Your fashion house, Shang Xia, has just celebrated its 10th anniversary. What have been your proudest achievements so far?
When we opened Maison Shang Xia in Shanghai in 2010, the brand was like my newborn baby. Now, it has grown into a 10-year-old child with a very strong identity. One thing that I’m always proud of is our brand ethos – translating Chinese culture and traditional craftsmanship into a modern global context – which has remained constant since the beginning. Some of our products are now part of the collections of world-class museums, include the British Museum in London and Paris’ Musée Guimet.
Shang Xia was founded in partnership with Hermès. How does the relationship work?
Though we operate as two independent brands, Shang Xia and Hermès share the same philosophy: celebrating the heritage of craftsmanship of our respective countries and combining that with innovative, contemporary design. For Shang Xia, it’s also about redefining what ‘made in China’ means to the rest of the world.
You work with craftsmen from around the region. How does that inform your products?

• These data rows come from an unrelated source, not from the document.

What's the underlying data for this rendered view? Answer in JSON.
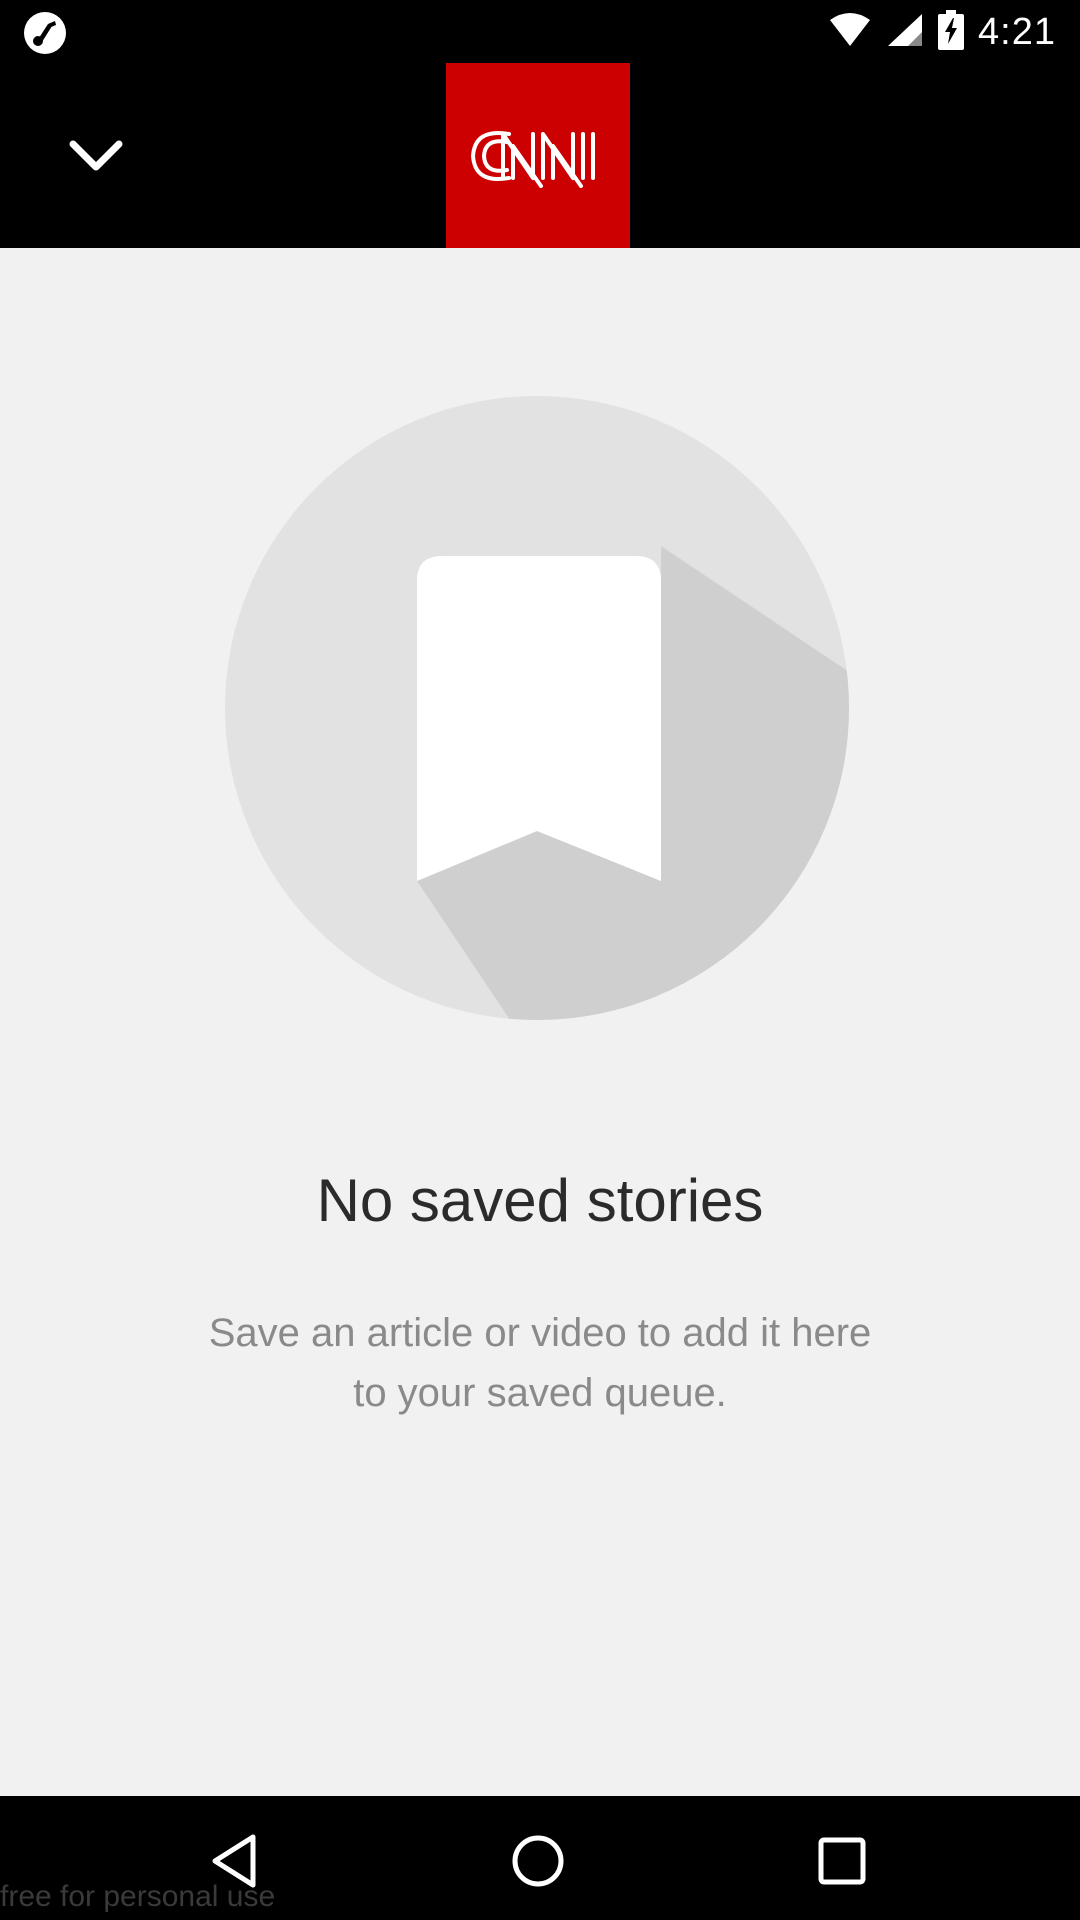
{
  "status_bar": {
    "time": "4:21",
    "left_icon": "music-note-circle-icon",
    "icons": [
      "wifi-icon",
      "cell-signal-icon",
      "battery-charging-icon"
    ]
  },
  "app_bar": {
    "back_icon": "chevron-down-icon",
    "logo_text": "CNN",
    "logo_color": "#cc0000"
  },
  "empty_state": {
    "icon": "bookmark-icon",
    "title": "No saved stories",
    "description": "Save an article or video to add it here to your saved queue."
  },
  "nav_bar": {
    "icons": [
      "back-triangle-icon",
      "home-circle-icon",
      "recents-square-icon"
    ]
  },
  "watermark": "free for personal use"
}
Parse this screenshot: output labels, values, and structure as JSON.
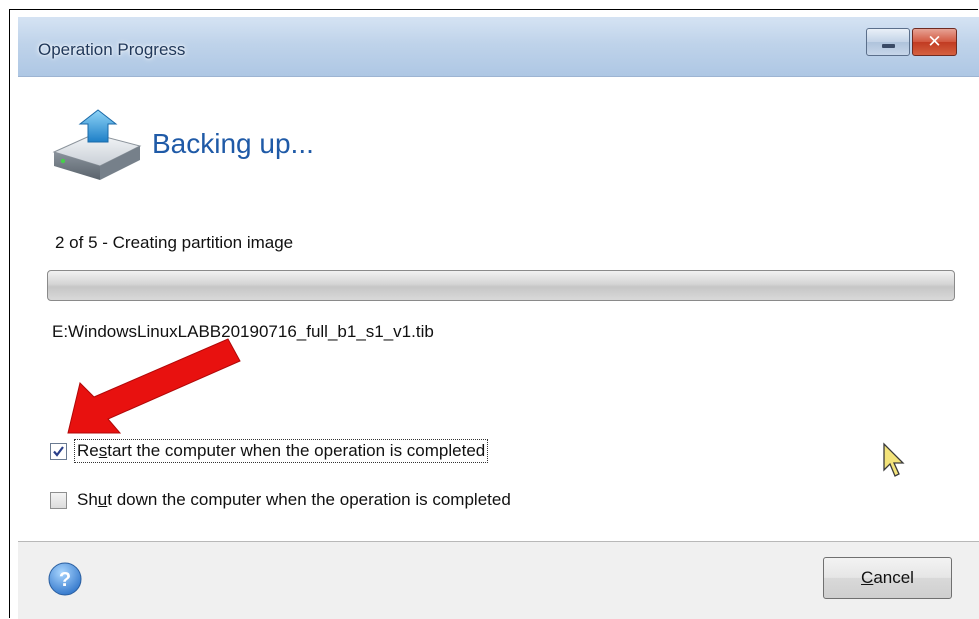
{
  "window": {
    "title": "Operation Progress",
    "minimize_icon": "minimize-icon",
    "close_icon": "close-icon",
    "close_glyph": "✕"
  },
  "main": {
    "icon": "drive-backup-icon",
    "heading": "Backing up...",
    "step_text": "2 of 5 - Creating partition image",
    "progress": 0,
    "file_path": "E:WindowsLinuxLABB20190716_full_b1_s1_v1.tib"
  },
  "options": {
    "restart": {
      "checked": true,
      "label_pre": "Re",
      "label_ul": "s",
      "label_post": "tart the computer when the operation is completed"
    },
    "shutdown": {
      "checked": false,
      "label_pre": "Sh",
      "label_ul": "u",
      "label_post": "t down the computer when the operation is completed"
    }
  },
  "footer": {
    "help_icon": "help-icon",
    "cancel_ul": "C",
    "cancel_rest": "ancel"
  },
  "colors": {
    "heading": "#1f5aa7",
    "annotation_arrow": "#e8110f",
    "help_icon": "#3b86d8"
  }
}
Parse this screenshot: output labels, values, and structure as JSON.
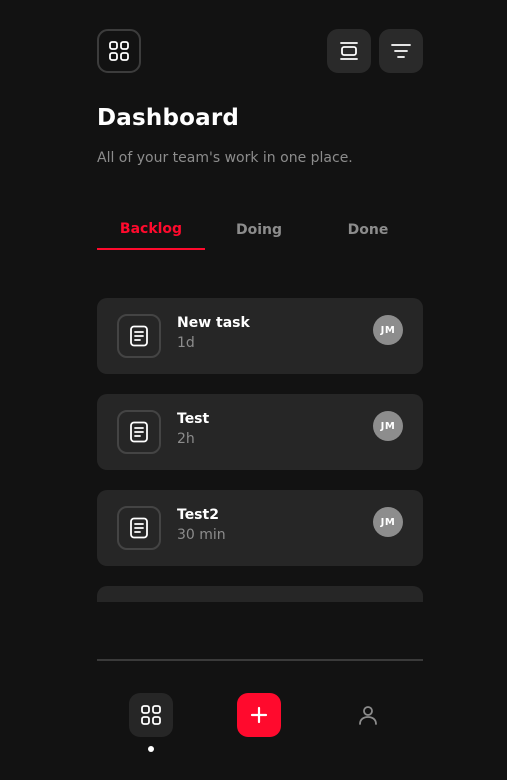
{
  "header": {
    "title": "Dashboard",
    "subtitle": "All of your team's work in one place.",
    "left_icon": "grid-icon",
    "right_icons": [
      "align-center-icon",
      "filter-icon"
    ]
  },
  "tabs": [
    {
      "label": "Backlog",
      "active": true
    },
    {
      "label": "Doing",
      "active": false
    },
    {
      "label": "Done",
      "active": false
    }
  ],
  "tasks": [
    {
      "title": "New task",
      "meta": "1d",
      "assignee": "JM",
      "icon": "document-icon"
    },
    {
      "title": "Test",
      "meta": "2h",
      "assignee": "JM",
      "icon": "document-icon"
    },
    {
      "title": "Test2",
      "meta": "30 min",
      "assignee": "JM",
      "icon": "document-icon"
    }
  ],
  "bottom_nav": {
    "items": [
      "grid-icon",
      "plus-icon",
      "user-icon"
    ],
    "active_index": 0
  },
  "colors": {
    "background": "#121212",
    "card": "#262626",
    "accent": "#ff0a2d",
    "muted_text": "#8c8c8c",
    "avatar": "#8d8d8d"
  }
}
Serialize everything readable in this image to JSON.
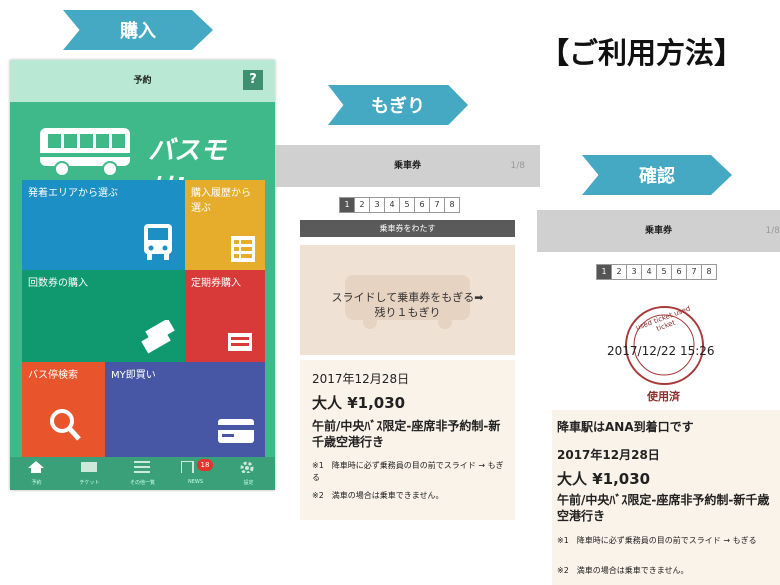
{
  "page_title": "【ご利用方法】",
  "steps": {
    "purchase": "購入",
    "tear": "もぎり",
    "confirm": "確認"
  },
  "phone1": {
    "header_title": "予約",
    "help_label": "?",
    "logo_text": "バスモリ!",
    "tiles": {
      "area": "発着エリアから選ぶ",
      "history": "購入履歴から選ぶ",
      "coupon": "回数券の購入",
      "pass": "定期券購入",
      "stop_search": "バス停検索",
      "my_purchase": "MY即買い"
    },
    "tabs": [
      {
        "label": "予約"
      },
      {
        "label": "チケット"
      },
      {
        "label": "その他一覧"
      },
      {
        "label": "NEWS",
        "badge": "18"
      },
      {
        "label": "設定"
      }
    ]
  },
  "phone2": {
    "header_title": "乗車券",
    "page_indicator": "1/8",
    "pages": [
      "1",
      "2",
      "3",
      "4",
      "5",
      "6",
      "7",
      "8"
    ],
    "handover_bar": "乗車券をわたす",
    "swipe_line1": "スライドして乗車券をもぎる➡",
    "swipe_line2": "残り１もぎり",
    "date": "2017年12月28日",
    "fare": "大人 ¥1,030",
    "route": "午前/中央ﾊﾞｽ限定-座席非予約制-新千歳空港行き",
    "note1": "※1　降車時に必ず乗務員の目の前でスライド → もぎる",
    "note2": "※2　満車の場合は乗車できません。"
  },
  "phone3": {
    "header_title": "乗車券",
    "page_indicator": "1/8",
    "pages": [
      "1",
      "2",
      "3",
      "4",
      "5",
      "6",
      "7",
      "8"
    ],
    "stamp_text": "used ticket used ticket",
    "stamp_datetime": "2017/12/22 15:26",
    "stamp_status": "使用済",
    "notice": "降車駅はANA到着口です",
    "date": "2017年12月28日",
    "fare": "大人 ¥1,030",
    "route": "午前/中央ﾊﾞｽ限定-座席非予約制-新千歳空港行き",
    "note1": "※1　降車時に必ず乗務員の目の前でスライド → もぎる",
    "note2": "※2　満車の場合は乗車できません。"
  },
  "colors": {
    "arrow": "#46a9c3",
    "app_green": "#3fb98a",
    "tile_blue": "#1c8fc4",
    "tile_yellow": "#e5ad2b",
    "tile_teal": "#10996e",
    "tile_red": "#d83a3a",
    "tile_orange": "#e8552d",
    "tile_navy": "#4857a5"
  }
}
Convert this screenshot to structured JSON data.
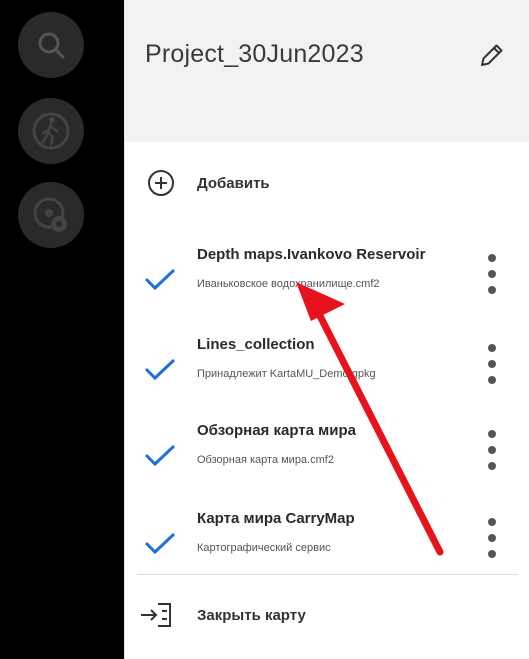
{
  "rail": {
    "buttons": [
      {
        "icon": "search-icon"
      },
      {
        "icon": "walker-location-icon"
      },
      {
        "icon": "location-settings-icon"
      }
    ]
  },
  "header": {
    "title": "Project_30Jun2023",
    "edit_icon": "pencil-icon"
  },
  "add": {
    "label": "Добавить",
    "icon": "plus-circle-icon"
  },
  "layers": [
    {
      "title": "Depth maps.Ivankovo Reservoir",
      "subtitle": "Иваньковское водохранилище.cmf2",
      "checked": true
    },
    {
      "title": "Lines_collection",
      "subtitle": "Принадлежит KartaMU_Demo.gpkg",
      "checked": true
    },
    {
      "title": "Обзорная карта мира",
      "subtitle": "Обзорная карта мира.cmf2",
      "checked": true
    },
    {
      "title": "Карта мира CarryMap",
      "subtitle": "Картографический сервис",
      "checked": true
    }
  ],
  "close": {
    "label": "Закрыть карту",
    "icon": "exit-map-icon"
  },
  "colors": {
    "accent": "#1e6fd6",
    "annotation_arrow": "#e8121c",
    "header_bg": "#f2f2f2"
  }
}
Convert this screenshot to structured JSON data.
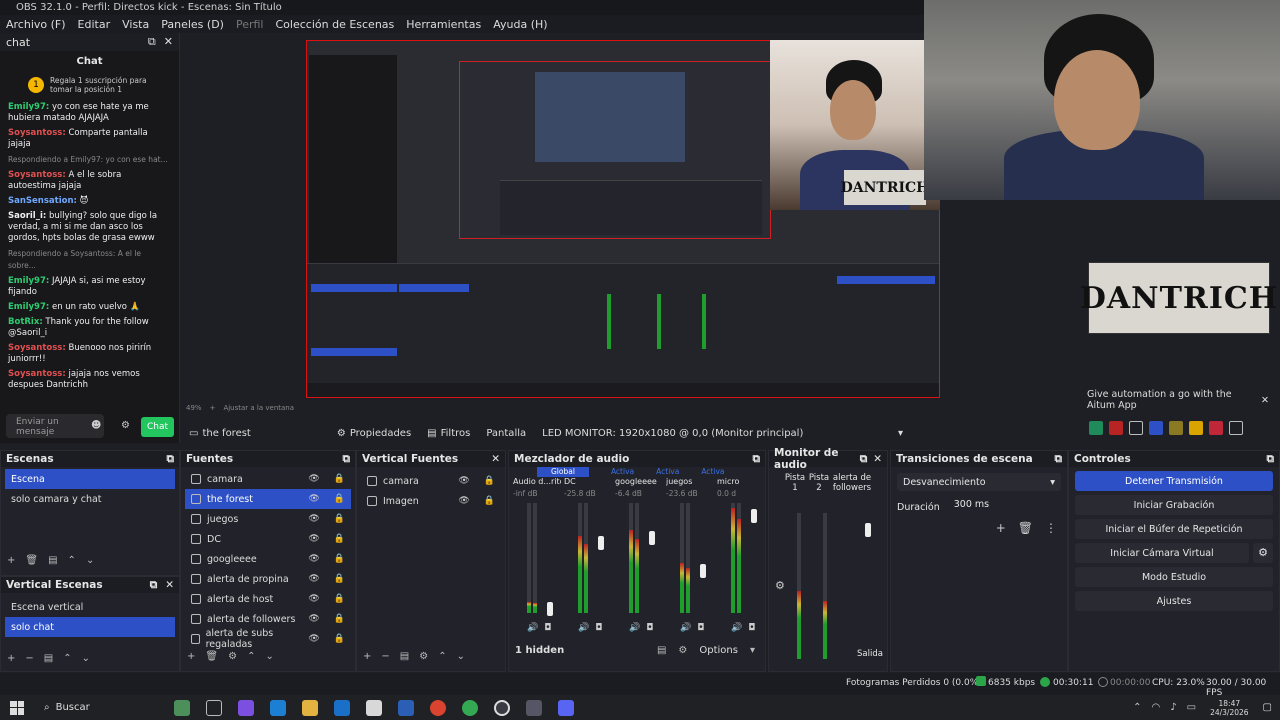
{
  "window": {
    "title": "OBS 32.1.0 - Perfil: Directos kick - Escenas: Sin Título",
    "menu": [
      "Archivo (F)",
      "Editar",
      "Vista",
      "Paneles (D)",
      "Perfil",
      "Colección de Escenas",
      "Herramientas",
      "Ayuda (H)"
    ]
  },
  "chat": {
    "dock_title": "chat",
    "panel_title": "Chat",
    "gift_banner": "Regala 1 suscripción para tomar la posición 1",
    "messages": [
      {
        "user": "Emily97:",
        "text": " yo con ese hate ya me hubiera matado AJAJAJA",
        "color": "green"
      },
      {
        "user": "Soysantoss:",
        "text": " Comparte pantalla jajaja",
        "color": "red"
      },
      {
        "reply": "Respondiendo a Emily97: yo con ese hat..."
      },
      {
        "user": "Soysantoss:",
        "text": " A el le sobra autoestima jajaja",
        "color": "red"
      },
      {
        "user": "SanSensation:",
        "text": " 😈",
        "color": "blue"
      },
      {
        "user": "Saoril_i:",
        "text": " bullying? solo que digo la verdad, a mi si me dan asco los gordos, hpts bolas de grasa ewww",
        "color": "white"
      },
      {
        "reply": "Respondiendo a Soysantoss: A el le sobre..."
      },
      {
        "user": "Emily97:",
        "text": " JAJAJA si, asi me estoy fijando",
        "color": "green"
      },
      {
        "user": "Emily97:",
        "text": " en un rato vuelvo 🙏",
        "color": "green"
      },
      {
        "user": "BotRix:",
        "text": " Thank you for the follow @Saoril_i",
        "color": "green"
      },
      {
        "user": "Soysantoss:",
        "text": " Buenooo nos pirirín juniorrr!!",
        "color": "red"
      },
      {
        "user": "Soysantoss:",
        "text": " jajaja nos vemos despues Dantrichh",
        "color": "red"
      }
    ],
    "input_placeholder": "Enviar un mensaje",
    "send_label": "Chat"
  },
  "preview": {
    "zoom": "49%",
    "fit_label": "Ajustar a la ventana",
    "logo_text": "DANTRICH",
    "aitum_text": "Give automation a go with the Aitum App"
  },
  "context_bar": {
    "source": "the forest",
    "properties": "Propiedades",
    "filters": "Filtros",
    "display_label": "Pantalla",
    "display_value": "LED MONITOR: 1920x1080 @ 0,0 (Monitor principal)"
  },
  "scenes": {
    "title": "Escenas",
    "items": [
      "Escena",
      "solo camara y chat"
    ],
    "selected": 0
  },
  "vertical_scenes": {
    "title": "Vertical Escenas",
    "items": [
      "Escena vertical",
      "solo chat"
    ],
    "selected": 1
  },
  "sources": {
    "title": "Fuentes",
    "items": [
      "camara",
      "the forest",
      "juegos",
      "DC",
      "googleeee",
      "alerta de propina",
      "alerta de host",
      "alerta de followers",
      "alerta de subs regaladas"
    ],
    "selected": 1
  },
  "vertical_sources": {
    "title": "Vertical Fuentes",
    "items": [
      "camara",
      "Imagen"
    ]
  },
  "mixer": {
    "title": "Mezclador de audio",
    "tabs": [
      "Global",
      "Activa",
      "Activa",
      "Activa"
    ],
    "channels": [
      {
        "name": "Audio d...ritorio",
        "db": "-inf dB",
        "level": 0.1
      },
      {
        "name": "DC",
        "db": "-25.8 dB",
        "level": 0.7
      },
      {
        "name": "googleeee",
        "db": "-6.4 dB",
        "level": 0.75
      },
      {
        "name": "juegos",
        "db": "-23.6 dB",
        "level": 0.45
      },
      {
        "name": "micro",
        "db": "0.0 d",
        "level": 0.95
      }
    ],
    "hidden": "1 hidden",
    "options": "Options"
  },
  "monitor": {
    "title": "Monitor de audio",
    "cols": [
      "Pista 1",
      "Pista 2",
      "alerta de followers"
    ],
    "output": "Salida"
  },
  "transitions": {
    "title": "Transiciones de escena",
    "selected": "Desvanecimiento",
    "duration_label": "Duración",
    "duration_value": "300 ms"
  },
  "controls": {
    "title": "Controles",
    "buttons": [
      "Detener Transmisión",
      "Iniciar Grabación",
      "Iniciar el Búfer de Repetición",
      "Iniciar Cámara Virtual",
      "Modo Estudio",
      "Ajustes"
    ]
  },
  "status": {
    "dropped": "Fotogramas Perdidos 0 (0.0%)",
    "bitrate": "6835 kbps",
    "live_time": "00:30:11",
    "rec_time": "00:00:00",
    "cpu": "CPU: 23.0%",
    "fps": "30.00 / 30.00 FPS"
  },
  "taskbar": {
    "search": "Buscar",
    "time": "18:47",
    "date": "24/3/2026"
  },
  "colors": {
    "accent": "#2d50c6",
    "live_red": "#d11111",
    "kick_green": "#22c55e"
  }
}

Every year, I travel across China and Asia to meet different craftsmen – many of whom have been honing the same craft their whole lives – for new inspiration. For instance, there’s this Sichuanese bamboo weaver who’s been making animal figurines with delicately thin bamboo strips – by hand – for years. Together, we developed a new weaving technique to add a bamboo ‘coat’ to a white porcelain tea set, which functions as a sleeve to insulate the heat. This then became Shang Xia’s Bridge teaware collection.
What’s next for the brand?
As the world becomes more globalised, Eastern and Western aesthetics are becoming more and more similar. People now favour simple, timeless designs that transcend cultural boundaries. We see Shang Xia as a long-term project: we hope to connect past traditions with today’s world, and then carry it on for the generations to come.